*About this exercise*
What is the number of lines in the data below that contain "labels"? Answer with that number and no other words.
==== Material for the task ====
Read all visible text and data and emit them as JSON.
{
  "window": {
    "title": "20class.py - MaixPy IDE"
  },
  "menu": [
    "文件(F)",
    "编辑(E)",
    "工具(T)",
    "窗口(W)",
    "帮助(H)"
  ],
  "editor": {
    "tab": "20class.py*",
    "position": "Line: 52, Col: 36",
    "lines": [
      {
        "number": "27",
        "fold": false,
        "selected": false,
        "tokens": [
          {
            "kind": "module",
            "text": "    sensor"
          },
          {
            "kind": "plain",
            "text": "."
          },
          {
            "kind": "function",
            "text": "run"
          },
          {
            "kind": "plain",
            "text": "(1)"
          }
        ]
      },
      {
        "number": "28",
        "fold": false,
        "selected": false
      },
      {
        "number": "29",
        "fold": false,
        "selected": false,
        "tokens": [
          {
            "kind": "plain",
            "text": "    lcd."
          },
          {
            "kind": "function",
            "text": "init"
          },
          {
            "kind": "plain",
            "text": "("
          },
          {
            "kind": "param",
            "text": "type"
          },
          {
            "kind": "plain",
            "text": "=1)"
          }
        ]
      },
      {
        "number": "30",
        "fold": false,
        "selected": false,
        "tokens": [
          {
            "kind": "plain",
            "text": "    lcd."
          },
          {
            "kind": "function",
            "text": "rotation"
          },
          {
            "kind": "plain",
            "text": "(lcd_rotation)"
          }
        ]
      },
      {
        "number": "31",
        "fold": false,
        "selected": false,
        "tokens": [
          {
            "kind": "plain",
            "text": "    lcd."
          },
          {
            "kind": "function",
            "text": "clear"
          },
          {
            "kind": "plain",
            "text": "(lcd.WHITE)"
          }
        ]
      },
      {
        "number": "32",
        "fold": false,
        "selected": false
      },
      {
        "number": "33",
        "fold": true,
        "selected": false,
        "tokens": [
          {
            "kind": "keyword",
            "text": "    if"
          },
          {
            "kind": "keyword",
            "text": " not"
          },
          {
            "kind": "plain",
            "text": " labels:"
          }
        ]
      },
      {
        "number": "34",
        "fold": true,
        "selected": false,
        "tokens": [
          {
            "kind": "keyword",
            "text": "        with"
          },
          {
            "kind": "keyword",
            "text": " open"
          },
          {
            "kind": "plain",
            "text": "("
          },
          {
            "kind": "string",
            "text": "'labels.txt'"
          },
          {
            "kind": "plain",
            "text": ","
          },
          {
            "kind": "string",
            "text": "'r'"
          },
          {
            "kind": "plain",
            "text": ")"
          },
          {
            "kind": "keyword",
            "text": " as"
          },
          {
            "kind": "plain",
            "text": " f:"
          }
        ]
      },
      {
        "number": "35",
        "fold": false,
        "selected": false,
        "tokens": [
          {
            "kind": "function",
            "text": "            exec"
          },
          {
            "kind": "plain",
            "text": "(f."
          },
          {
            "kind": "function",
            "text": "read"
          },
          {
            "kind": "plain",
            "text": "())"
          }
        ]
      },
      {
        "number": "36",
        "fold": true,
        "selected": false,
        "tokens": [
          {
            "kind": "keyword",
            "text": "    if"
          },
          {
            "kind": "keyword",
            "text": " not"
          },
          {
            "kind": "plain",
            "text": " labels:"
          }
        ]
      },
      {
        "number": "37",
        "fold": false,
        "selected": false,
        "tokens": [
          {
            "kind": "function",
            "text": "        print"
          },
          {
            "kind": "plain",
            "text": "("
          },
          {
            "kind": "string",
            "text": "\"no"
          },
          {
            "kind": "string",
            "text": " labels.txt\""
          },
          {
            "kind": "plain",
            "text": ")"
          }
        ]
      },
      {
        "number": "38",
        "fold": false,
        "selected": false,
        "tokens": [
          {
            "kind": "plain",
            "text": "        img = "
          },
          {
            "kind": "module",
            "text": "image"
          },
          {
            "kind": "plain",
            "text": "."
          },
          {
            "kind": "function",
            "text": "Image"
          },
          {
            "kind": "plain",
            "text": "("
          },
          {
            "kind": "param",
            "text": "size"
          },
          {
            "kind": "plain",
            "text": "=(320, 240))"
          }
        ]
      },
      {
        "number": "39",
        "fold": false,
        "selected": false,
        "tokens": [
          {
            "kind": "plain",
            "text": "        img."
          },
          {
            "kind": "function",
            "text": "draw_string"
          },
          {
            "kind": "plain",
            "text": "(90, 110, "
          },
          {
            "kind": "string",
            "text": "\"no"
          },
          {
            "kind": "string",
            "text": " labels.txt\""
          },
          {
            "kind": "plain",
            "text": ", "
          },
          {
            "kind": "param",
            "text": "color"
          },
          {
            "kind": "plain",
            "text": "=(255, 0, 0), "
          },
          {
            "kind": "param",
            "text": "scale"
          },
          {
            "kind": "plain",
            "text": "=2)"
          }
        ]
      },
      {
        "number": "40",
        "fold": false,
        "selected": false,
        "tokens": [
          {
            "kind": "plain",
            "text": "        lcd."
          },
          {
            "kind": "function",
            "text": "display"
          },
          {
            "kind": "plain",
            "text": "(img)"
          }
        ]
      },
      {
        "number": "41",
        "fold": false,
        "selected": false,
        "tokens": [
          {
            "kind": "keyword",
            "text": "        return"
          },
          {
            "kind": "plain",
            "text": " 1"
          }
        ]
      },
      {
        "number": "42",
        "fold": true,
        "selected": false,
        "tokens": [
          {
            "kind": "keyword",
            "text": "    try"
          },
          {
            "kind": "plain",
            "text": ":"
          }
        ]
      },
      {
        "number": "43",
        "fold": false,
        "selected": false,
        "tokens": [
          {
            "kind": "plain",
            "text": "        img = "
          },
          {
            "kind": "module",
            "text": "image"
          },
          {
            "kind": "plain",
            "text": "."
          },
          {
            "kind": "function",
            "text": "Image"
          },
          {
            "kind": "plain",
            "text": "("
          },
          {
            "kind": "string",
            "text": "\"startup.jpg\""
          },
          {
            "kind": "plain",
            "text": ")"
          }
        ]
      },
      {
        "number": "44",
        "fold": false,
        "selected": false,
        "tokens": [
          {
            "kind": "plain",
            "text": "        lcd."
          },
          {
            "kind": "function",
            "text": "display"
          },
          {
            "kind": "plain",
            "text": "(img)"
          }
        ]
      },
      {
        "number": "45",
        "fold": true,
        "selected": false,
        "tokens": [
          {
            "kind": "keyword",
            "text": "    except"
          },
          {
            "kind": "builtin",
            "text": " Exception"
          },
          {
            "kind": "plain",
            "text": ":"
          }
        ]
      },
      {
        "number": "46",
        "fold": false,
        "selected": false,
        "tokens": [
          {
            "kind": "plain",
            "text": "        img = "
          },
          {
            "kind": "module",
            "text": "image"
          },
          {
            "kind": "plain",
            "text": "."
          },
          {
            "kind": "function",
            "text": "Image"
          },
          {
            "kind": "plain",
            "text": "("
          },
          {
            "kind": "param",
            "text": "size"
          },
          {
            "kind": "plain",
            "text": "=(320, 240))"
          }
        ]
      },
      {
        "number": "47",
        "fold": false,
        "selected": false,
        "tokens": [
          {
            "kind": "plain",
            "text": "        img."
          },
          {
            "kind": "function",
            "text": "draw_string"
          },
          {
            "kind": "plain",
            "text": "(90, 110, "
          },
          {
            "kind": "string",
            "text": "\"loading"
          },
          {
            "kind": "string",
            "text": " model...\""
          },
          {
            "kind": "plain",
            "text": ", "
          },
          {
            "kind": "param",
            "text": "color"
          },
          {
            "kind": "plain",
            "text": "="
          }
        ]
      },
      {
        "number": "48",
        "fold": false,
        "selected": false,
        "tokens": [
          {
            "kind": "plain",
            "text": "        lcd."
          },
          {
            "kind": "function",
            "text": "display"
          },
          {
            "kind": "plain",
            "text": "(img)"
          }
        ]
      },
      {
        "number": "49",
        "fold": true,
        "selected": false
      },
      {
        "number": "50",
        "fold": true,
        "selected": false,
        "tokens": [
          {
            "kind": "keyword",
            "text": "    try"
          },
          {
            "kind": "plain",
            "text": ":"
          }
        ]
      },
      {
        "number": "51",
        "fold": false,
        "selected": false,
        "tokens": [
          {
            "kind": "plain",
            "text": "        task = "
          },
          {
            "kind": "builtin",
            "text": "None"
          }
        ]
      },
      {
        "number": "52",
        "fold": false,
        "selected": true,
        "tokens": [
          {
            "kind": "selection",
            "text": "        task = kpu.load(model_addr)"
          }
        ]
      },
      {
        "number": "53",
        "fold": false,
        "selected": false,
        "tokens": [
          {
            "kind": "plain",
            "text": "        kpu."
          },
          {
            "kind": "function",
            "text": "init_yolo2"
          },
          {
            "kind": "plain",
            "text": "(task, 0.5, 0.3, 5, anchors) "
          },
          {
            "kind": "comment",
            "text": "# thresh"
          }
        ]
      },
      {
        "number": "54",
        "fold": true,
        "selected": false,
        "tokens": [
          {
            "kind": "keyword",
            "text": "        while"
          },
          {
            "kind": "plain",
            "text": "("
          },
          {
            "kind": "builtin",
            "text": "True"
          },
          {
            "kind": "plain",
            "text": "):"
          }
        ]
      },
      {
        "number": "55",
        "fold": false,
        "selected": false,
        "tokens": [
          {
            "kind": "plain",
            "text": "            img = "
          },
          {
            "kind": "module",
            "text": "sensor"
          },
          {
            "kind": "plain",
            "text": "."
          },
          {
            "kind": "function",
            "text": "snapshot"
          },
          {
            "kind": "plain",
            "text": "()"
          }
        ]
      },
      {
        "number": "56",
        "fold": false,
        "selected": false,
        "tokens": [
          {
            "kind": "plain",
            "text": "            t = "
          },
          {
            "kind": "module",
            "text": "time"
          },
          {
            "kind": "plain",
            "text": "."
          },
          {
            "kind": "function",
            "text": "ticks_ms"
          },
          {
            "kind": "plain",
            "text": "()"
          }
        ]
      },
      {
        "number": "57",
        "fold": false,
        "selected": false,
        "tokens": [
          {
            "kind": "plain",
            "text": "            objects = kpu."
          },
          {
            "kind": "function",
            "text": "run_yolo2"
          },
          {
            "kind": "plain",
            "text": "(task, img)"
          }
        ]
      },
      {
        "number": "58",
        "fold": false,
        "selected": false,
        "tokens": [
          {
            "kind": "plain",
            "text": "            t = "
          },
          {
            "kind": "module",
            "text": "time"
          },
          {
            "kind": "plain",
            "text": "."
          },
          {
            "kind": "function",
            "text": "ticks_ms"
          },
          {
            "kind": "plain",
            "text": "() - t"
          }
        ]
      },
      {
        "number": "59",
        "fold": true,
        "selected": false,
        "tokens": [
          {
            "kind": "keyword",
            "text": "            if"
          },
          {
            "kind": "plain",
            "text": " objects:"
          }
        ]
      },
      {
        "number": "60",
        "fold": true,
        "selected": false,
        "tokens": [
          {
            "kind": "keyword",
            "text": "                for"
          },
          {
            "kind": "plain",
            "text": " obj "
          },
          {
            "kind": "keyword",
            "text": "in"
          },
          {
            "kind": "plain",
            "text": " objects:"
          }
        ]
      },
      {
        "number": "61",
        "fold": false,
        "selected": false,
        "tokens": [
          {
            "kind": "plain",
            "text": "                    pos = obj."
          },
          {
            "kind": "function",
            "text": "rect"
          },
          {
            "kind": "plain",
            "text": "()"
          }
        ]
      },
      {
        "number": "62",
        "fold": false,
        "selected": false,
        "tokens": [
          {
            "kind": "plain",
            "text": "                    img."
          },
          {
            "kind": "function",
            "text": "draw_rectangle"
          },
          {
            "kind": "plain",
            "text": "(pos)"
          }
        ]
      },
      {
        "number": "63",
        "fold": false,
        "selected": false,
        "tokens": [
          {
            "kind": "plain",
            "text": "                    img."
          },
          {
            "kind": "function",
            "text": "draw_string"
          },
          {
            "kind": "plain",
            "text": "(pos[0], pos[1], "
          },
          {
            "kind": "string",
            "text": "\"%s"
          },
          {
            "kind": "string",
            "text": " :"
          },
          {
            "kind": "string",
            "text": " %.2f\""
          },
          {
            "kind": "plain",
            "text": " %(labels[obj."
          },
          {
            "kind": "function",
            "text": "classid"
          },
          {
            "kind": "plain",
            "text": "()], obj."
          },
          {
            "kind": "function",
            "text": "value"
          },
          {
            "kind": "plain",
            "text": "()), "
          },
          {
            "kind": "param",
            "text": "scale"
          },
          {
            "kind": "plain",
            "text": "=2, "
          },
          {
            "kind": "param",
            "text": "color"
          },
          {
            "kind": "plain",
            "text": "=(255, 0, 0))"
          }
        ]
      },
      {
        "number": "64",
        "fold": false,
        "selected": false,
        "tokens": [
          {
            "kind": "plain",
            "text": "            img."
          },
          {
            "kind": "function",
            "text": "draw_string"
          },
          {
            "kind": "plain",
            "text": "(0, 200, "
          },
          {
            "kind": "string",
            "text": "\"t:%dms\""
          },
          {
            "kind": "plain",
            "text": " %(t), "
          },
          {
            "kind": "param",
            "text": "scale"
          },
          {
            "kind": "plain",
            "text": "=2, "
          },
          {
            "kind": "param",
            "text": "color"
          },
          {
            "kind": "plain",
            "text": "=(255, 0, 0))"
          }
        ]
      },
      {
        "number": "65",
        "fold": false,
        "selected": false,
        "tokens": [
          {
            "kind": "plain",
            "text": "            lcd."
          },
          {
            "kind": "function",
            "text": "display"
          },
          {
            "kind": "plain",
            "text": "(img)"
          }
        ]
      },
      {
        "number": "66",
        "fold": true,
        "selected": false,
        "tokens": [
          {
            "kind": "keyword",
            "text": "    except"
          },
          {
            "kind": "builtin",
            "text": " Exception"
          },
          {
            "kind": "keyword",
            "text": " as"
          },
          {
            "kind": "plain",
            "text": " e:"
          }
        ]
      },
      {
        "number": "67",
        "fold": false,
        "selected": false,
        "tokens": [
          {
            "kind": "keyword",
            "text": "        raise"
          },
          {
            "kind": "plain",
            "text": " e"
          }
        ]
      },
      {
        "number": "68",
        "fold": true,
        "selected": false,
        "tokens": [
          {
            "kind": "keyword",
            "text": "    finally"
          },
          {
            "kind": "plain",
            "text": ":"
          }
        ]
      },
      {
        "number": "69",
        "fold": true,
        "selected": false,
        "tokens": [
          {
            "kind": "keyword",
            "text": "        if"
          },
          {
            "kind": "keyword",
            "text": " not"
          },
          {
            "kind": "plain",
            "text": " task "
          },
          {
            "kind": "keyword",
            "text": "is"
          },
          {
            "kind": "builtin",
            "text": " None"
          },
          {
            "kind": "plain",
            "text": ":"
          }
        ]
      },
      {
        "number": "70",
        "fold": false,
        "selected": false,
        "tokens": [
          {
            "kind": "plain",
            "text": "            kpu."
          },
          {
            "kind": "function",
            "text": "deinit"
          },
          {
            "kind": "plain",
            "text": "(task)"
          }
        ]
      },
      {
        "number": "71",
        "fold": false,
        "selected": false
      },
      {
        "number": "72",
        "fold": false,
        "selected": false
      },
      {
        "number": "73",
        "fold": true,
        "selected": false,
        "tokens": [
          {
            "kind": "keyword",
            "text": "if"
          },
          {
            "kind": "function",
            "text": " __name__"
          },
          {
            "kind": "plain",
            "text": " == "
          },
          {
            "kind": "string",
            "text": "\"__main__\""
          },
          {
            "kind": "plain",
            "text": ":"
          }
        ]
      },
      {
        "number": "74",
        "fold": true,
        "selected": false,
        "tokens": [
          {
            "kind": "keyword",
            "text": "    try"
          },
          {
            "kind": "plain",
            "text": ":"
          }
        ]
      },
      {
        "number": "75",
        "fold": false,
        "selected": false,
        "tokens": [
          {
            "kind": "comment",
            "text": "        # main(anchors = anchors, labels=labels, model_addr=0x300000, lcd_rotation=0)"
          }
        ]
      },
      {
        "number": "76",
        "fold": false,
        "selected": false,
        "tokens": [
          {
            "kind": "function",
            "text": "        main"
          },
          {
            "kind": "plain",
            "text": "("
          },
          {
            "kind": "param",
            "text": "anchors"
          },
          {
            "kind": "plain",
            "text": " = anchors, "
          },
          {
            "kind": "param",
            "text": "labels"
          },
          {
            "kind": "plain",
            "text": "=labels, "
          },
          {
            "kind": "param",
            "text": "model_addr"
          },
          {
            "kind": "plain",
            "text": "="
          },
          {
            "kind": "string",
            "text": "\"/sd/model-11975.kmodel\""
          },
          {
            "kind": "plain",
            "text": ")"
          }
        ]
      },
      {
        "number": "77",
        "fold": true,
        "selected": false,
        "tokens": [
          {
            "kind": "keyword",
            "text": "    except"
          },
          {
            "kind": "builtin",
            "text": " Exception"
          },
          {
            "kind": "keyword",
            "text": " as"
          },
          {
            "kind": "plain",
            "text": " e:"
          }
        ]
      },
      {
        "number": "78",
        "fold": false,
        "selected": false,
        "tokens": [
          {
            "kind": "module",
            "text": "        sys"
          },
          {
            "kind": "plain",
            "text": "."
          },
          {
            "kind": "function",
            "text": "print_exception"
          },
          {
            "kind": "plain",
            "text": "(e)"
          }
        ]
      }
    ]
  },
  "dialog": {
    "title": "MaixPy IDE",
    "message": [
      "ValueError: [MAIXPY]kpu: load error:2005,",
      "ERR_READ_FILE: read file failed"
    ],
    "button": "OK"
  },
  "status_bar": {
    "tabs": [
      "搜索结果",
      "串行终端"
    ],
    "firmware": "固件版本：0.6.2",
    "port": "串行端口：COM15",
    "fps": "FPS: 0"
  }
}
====
*Exercise answer*
9